Within the listing, each line that has the string "Hierarchy" should be copied.

#### Task inputs

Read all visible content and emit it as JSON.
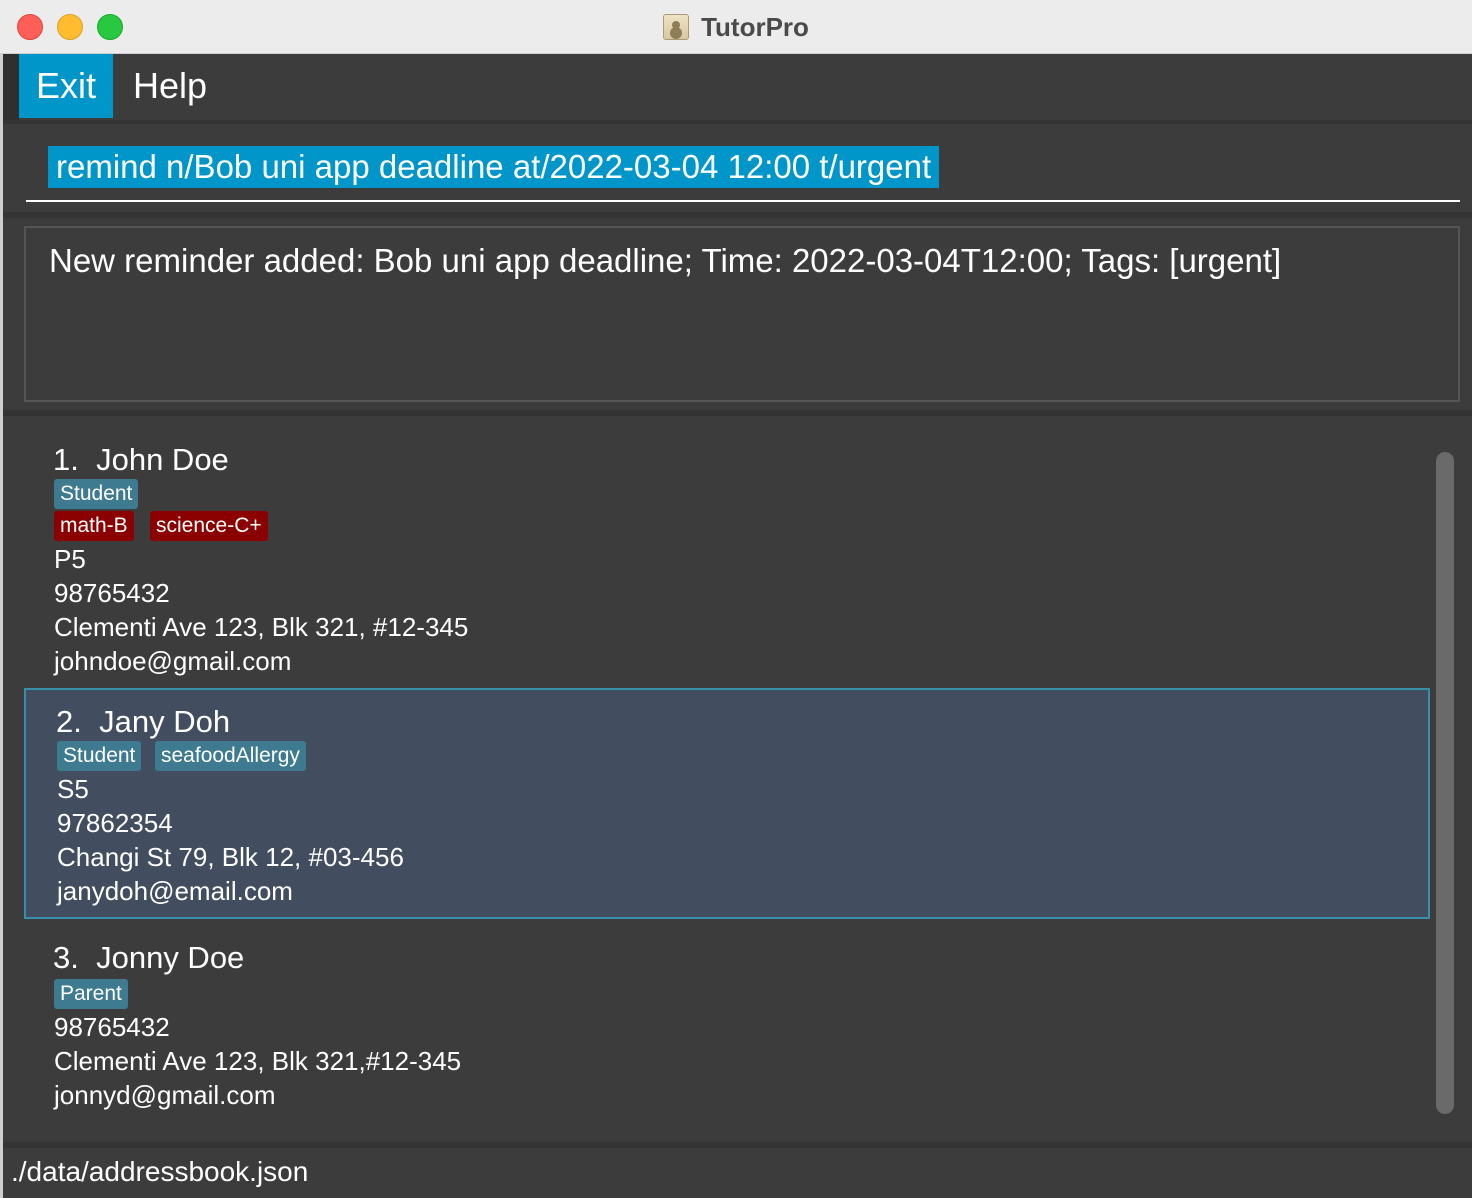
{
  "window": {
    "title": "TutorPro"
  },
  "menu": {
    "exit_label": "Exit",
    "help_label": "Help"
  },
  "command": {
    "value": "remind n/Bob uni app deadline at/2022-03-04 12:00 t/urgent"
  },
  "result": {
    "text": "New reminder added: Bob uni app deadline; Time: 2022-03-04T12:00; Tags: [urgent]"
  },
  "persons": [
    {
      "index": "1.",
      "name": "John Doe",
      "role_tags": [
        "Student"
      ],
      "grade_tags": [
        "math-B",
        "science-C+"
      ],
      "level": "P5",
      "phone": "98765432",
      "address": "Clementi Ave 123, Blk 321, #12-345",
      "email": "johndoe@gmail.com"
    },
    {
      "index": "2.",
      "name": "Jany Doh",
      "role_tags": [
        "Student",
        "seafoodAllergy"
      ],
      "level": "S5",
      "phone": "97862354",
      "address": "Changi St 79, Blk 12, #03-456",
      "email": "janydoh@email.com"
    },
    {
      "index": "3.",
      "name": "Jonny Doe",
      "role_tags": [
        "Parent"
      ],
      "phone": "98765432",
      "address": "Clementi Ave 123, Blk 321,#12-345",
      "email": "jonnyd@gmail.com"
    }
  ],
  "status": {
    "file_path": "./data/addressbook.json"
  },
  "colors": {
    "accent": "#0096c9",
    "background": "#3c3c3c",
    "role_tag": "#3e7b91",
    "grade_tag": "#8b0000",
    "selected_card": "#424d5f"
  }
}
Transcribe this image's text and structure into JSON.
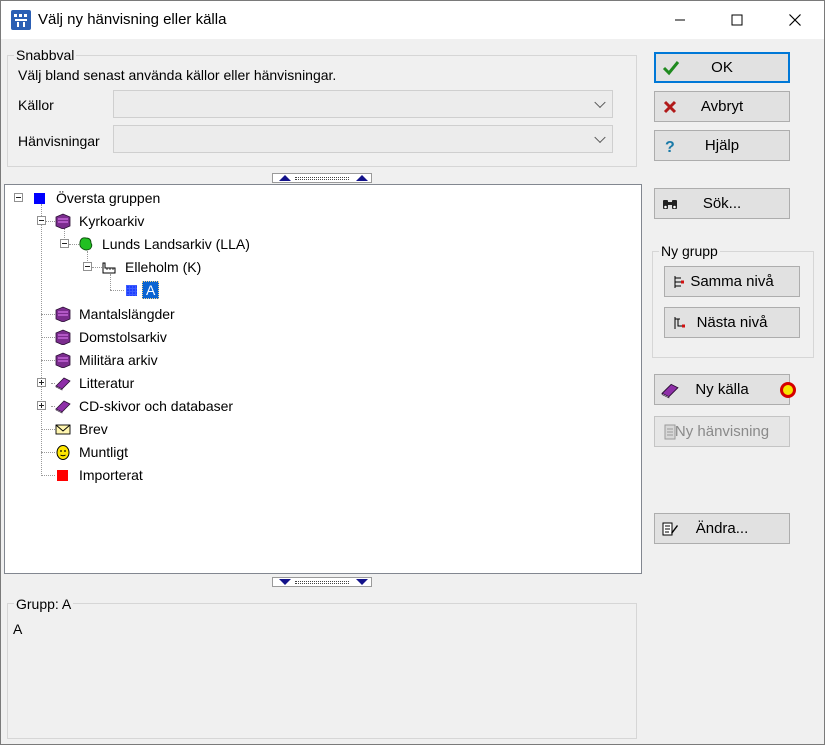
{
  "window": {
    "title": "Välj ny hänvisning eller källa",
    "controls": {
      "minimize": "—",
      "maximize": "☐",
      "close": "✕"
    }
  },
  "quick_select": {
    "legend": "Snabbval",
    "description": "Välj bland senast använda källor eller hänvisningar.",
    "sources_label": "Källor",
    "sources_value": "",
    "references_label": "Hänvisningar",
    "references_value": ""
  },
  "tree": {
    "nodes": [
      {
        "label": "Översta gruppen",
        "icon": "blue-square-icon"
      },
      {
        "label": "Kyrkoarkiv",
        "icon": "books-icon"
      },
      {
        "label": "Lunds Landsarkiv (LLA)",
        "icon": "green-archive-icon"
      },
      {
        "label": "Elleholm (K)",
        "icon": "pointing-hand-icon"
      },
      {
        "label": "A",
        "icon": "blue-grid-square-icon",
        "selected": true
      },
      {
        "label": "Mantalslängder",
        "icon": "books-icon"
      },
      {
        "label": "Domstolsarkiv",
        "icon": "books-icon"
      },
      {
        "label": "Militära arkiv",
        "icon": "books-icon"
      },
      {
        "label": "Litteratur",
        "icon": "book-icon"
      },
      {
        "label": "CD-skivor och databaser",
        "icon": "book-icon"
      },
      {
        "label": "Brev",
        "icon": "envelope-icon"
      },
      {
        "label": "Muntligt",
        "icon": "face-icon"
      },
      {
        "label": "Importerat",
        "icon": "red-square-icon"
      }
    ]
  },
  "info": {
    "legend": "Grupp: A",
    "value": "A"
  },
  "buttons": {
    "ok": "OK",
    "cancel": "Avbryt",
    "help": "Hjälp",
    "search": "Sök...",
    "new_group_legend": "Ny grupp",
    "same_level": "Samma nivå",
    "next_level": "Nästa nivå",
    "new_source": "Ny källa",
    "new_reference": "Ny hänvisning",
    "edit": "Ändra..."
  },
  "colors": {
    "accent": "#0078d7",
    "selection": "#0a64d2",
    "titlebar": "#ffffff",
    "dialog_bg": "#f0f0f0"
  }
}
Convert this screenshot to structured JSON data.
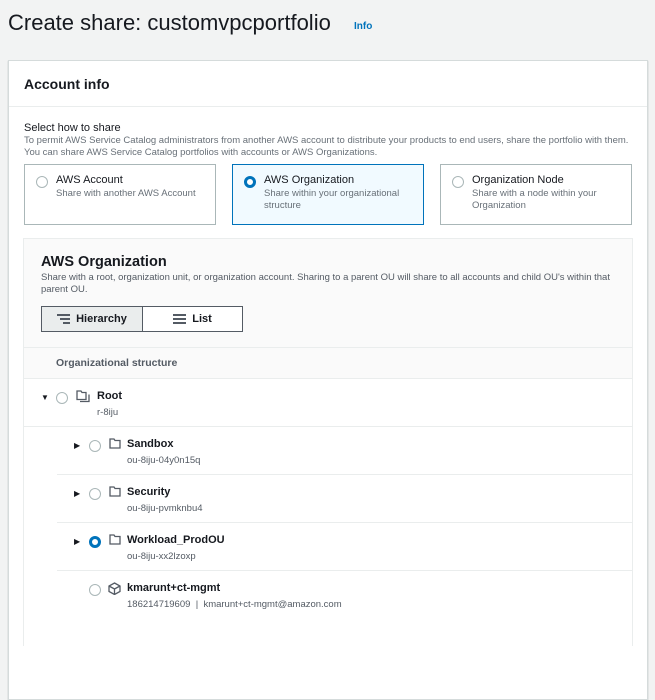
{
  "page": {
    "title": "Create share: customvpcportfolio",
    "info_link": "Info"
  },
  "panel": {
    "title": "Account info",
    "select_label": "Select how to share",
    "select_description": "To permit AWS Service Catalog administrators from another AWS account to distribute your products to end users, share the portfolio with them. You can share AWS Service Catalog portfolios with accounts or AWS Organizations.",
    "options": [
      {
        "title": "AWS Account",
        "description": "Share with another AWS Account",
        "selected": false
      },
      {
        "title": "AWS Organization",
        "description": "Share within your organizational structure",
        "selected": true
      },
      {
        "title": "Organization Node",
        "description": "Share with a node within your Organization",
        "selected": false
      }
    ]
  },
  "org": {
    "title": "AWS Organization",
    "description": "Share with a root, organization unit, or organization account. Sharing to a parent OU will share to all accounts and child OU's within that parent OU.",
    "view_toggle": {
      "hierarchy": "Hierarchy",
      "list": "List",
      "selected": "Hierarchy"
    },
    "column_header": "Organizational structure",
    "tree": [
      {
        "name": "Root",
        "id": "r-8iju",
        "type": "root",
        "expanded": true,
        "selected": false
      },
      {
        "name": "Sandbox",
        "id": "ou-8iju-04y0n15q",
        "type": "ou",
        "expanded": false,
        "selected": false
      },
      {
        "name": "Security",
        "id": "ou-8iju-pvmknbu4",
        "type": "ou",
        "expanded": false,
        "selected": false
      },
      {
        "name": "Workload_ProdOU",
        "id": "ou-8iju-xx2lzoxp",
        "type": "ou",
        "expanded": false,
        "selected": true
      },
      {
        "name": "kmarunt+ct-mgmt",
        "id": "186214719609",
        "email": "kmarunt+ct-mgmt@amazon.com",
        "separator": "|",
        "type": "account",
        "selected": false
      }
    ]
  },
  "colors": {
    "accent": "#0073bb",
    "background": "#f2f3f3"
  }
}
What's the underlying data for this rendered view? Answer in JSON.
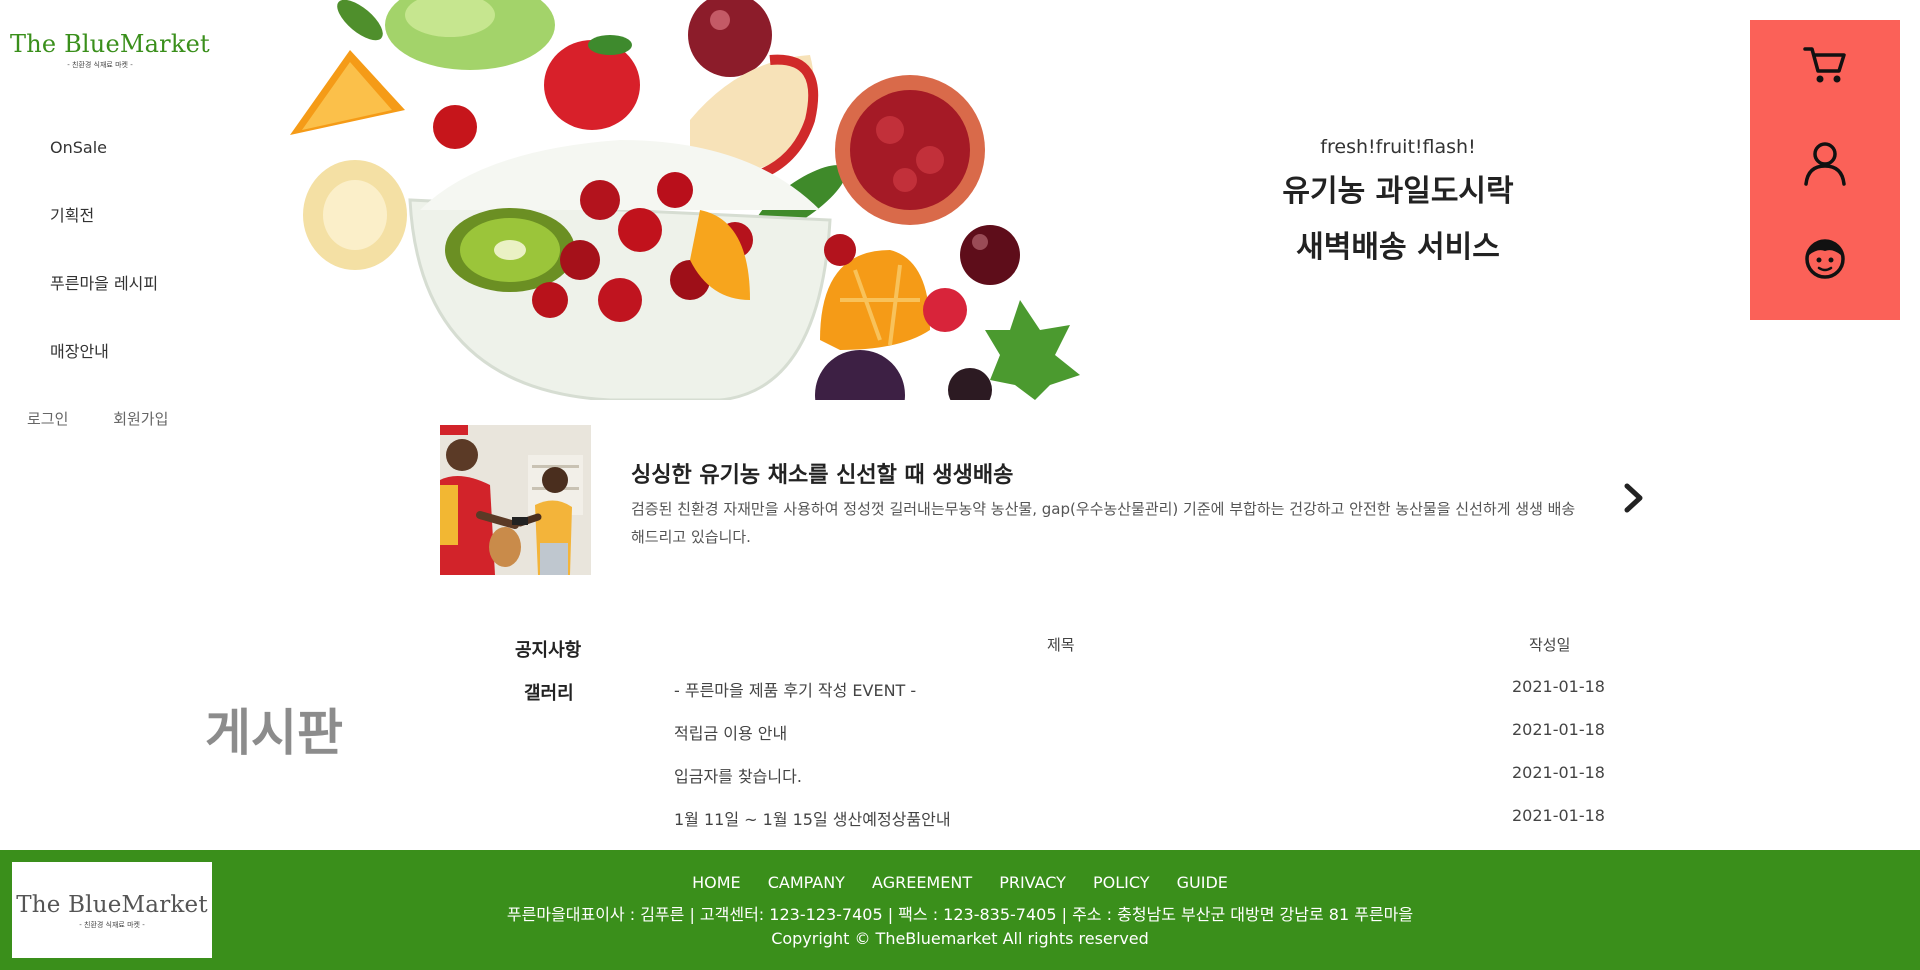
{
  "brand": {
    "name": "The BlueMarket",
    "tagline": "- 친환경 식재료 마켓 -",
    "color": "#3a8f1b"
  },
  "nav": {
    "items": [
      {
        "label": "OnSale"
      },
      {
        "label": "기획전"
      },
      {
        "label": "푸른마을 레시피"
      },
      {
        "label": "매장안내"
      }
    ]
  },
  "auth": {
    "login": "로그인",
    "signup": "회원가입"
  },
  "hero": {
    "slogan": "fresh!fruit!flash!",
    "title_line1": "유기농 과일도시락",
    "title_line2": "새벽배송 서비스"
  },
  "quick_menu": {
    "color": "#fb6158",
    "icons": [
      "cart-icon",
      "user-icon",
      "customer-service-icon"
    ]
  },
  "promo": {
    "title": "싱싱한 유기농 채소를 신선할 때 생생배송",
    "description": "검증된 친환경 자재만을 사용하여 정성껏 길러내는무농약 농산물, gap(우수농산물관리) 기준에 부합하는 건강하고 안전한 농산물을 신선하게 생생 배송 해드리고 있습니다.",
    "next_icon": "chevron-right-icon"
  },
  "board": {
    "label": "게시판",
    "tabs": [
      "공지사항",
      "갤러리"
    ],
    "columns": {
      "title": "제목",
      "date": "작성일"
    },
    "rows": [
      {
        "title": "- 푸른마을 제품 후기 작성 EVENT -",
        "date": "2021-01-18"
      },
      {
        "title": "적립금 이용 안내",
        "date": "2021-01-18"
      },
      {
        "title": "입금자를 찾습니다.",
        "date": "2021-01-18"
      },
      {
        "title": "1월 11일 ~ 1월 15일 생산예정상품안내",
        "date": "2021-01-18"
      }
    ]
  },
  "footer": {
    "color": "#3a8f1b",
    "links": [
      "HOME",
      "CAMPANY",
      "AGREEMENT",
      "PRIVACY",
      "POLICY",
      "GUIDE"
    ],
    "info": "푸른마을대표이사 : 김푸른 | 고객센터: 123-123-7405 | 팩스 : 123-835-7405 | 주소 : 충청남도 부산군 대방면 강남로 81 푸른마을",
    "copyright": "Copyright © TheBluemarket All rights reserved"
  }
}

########

◆ **Response**:
      "hierarchy": "Hierarchy",
      "selected": "Hierarchy"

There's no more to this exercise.